**EXERCISE REQUIREMENTS:**
Give an exact copy of every entry.

----------------

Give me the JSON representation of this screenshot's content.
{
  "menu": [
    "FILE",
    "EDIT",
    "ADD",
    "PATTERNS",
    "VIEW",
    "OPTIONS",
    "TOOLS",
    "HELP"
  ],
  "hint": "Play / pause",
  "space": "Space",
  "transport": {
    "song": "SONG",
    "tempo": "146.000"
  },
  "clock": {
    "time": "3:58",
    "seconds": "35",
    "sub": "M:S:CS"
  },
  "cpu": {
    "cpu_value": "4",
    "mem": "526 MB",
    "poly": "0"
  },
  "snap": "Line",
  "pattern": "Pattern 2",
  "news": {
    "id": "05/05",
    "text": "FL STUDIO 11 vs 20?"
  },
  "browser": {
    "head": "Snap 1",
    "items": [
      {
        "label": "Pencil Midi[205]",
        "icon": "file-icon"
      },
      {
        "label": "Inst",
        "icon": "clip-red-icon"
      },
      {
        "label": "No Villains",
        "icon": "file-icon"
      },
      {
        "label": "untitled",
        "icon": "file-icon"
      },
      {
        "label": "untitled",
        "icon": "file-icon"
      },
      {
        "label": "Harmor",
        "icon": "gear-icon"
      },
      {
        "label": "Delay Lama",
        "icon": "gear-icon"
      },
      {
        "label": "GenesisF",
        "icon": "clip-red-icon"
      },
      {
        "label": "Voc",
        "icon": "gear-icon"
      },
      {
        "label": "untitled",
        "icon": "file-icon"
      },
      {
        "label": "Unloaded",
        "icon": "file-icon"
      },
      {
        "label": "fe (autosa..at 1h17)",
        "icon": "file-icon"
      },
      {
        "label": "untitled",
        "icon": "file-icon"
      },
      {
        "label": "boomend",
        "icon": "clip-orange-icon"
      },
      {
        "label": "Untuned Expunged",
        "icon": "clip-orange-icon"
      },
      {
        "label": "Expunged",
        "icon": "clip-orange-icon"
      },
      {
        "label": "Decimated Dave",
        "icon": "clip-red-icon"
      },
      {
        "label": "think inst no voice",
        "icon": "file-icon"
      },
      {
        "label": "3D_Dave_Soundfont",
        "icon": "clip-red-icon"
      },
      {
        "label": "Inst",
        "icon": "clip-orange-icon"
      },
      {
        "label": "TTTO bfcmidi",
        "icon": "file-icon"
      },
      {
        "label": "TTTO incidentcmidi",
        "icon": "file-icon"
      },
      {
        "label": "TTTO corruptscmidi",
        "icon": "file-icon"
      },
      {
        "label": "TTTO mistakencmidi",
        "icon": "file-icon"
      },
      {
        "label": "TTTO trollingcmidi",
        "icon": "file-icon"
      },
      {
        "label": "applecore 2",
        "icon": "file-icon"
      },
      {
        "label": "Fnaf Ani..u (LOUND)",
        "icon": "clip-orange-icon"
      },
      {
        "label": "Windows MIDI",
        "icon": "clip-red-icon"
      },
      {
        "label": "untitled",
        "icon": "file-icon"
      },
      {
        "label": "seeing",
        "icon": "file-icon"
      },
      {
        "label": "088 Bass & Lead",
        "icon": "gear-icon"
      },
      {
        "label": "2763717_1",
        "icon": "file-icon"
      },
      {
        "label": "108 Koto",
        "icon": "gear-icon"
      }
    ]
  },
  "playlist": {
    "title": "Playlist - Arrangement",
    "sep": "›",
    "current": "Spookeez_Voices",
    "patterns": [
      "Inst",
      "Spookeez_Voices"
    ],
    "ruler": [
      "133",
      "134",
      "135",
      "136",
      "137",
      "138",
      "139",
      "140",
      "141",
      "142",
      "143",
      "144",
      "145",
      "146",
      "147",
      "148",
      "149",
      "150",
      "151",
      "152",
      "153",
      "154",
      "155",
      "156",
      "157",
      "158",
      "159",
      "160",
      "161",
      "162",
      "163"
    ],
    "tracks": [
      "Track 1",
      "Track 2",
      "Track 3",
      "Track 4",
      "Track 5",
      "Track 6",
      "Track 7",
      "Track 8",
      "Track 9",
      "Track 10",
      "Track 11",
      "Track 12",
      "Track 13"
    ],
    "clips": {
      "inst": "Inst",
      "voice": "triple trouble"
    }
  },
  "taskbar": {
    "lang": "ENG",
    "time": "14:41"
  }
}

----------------

**EXERCISE RESULT:**
Give me the JSON representation of this screenshot's content.
{
  "menu": [
    "FILE",
    "EDIT",
    "ADD",
    "PATTERNS",
    "VIEW",
    "OPTIONS",
    "TOOLS",
    "HELP"
  ],
  "hint": "Play / pause",
  "space": "Space",
  "transport": {
    "song": "SONG",
    "tempo": "146.000"
  },
  "clock": {
    "time": "3:58",
    "seconds": "35",
    "sub": "M:S:CS"
  },
  "cpu": {
    "cpu_value": "4",
    "mem": "526 MB",
    "poly": "0"
  },
  "snap": "Line",
  "pattern": "Pattern 2",
  "news": {
    "id": "05/05",
    "text": "FL STUDIO 11 vs 20?"
  },
  "browser": {
    "head": "Snap 1",
    "items": [
      {
        "label": "Pencil Midi[205]",
        "icon": "file-icon"
      },
      {
        "label": "Inst",
        "icon": "clip-red-icon"
      },
      {
        "label": "No Villains",
        "icon": "file-icon"
      },
      {
        "label": "untitled",
        "icon": "file-icon"
      },
      {
        "label": "untitled",
        "icon": "file-icon"
      },
      {
        "label": "Harmor",
        "icon": "gear-icon"
      },
      {
        "label": "Delay Lama",
        "icon": "gear-icon"
      },
      {
        "label": "GenesisF",
        "icon": "clip-red-icon"
      },
      {
        "label": "Voc",
        "icon": "gear-icon"
      },
      {
        "label": "untitled",
        "icon": "file-icon"
      },
      {
        "label": "Unloaded",
        "icon": "file-icon"
      },
      {
        "label": "fe (autosa..at 1h17)",
        "icon": "file-icon"
      },
      {
        "label": "untitled",
        "icon": "file-icon"
      },
      {
        "label": "boomend",
        "icon": "clip-orange-icon"
      },
      {
        "label": "Untuned Expunged",
        "icon": "clip-orange-icon"
      },
      {
        "label": "Expunged",
        "icon": "clip-orange-icon"
      },
      {
        "label": "Decimated Dave",
        "icon": "clip-red-icon"
      },
      {
        "label": "think inst no voice",
        "icon": "file-icon"
      },
      {
        "label": "3D_Dave_Soundfont",
        "icon": "clip-red-icon"
      },
      {
        "label": "Inst",
        "icon": "clip-orange-icon"
      },
      {
        "label": "TTTO bfcmidi",
        "icon": "file-icon"
      },
      {
        "label": "TTTO incidentcmidi",
        "icon": "file-icon"
      },
      {
        "label": "TTTO corruptscmidi",
        "icon": "file-icon"
      },
      {
        "label": "TTTO mistakencmidi",
        "icon": "file-icon"
      },
      {
        "label": "TTTO trollingcmidi",
        "icon": "file-icon"
      },
      {
        "label": "applecore 2",
        "icon": "file-icon"
      },
      {
        "label": "Fnaf Ani..u (LOUND)",
        "icon": "clip-orange-icon"
      },
      {
        "label": "Windows MIDI",
        "icon": "clip-red-icon"
      },
      {
        "label": "untitled",
        "icon": "file-icon"
      },
      {
        "label": "seeing",
        "icon": "file-icon"
      },
      {
        "label": "088 Bass & Lead",
        "icon": "gear-icon"
      },
      {
        "label": "2763717_1",
        "icon": "file-icon"
      },
      {
        "label": "108 Koto",
        "icon": "gear-icon"
      }
    ]
  },
  "playlist": {
    "title": "Playlist - Arrangement",
    "sep": "›",
    "current": "Spookeez_Voices",
    "patterns": [
      "Inst",
      "Spookeez_Voices"
    ],
    "ruler": [
      "133",
      "134",
      "135",
      "136",
      "137",
      "138",
      "139",
      "140",
      "141",
      "142",
      "143",
      "144",
      "145",
      "146",
      "147",
      "148",
      "149",
      "150",
      "151",
      "152",
      "153",
      "154",
      "155",
      "156",
      "157",
      "158",
      "159",
      "160",
      "161",
      "162",
      "163"
    ],
    "tracks": [
      "Track 1",
      "Track 2",
      "Track 3",
      "Track 4",
      "Track 5",
      "Track 6",
      "Track 7",
      "Track 8",
      "Track 9",
      "Track 10",
      "Track 11",
      "Track 12",
      "Track 13"
    ],
    "clips": {
      "inst": "Inst",
      "voice": "triple trouble"
    }
  },
  "taskbar": {
    "lang": "ENG",
    "time": "14:41"
  }
}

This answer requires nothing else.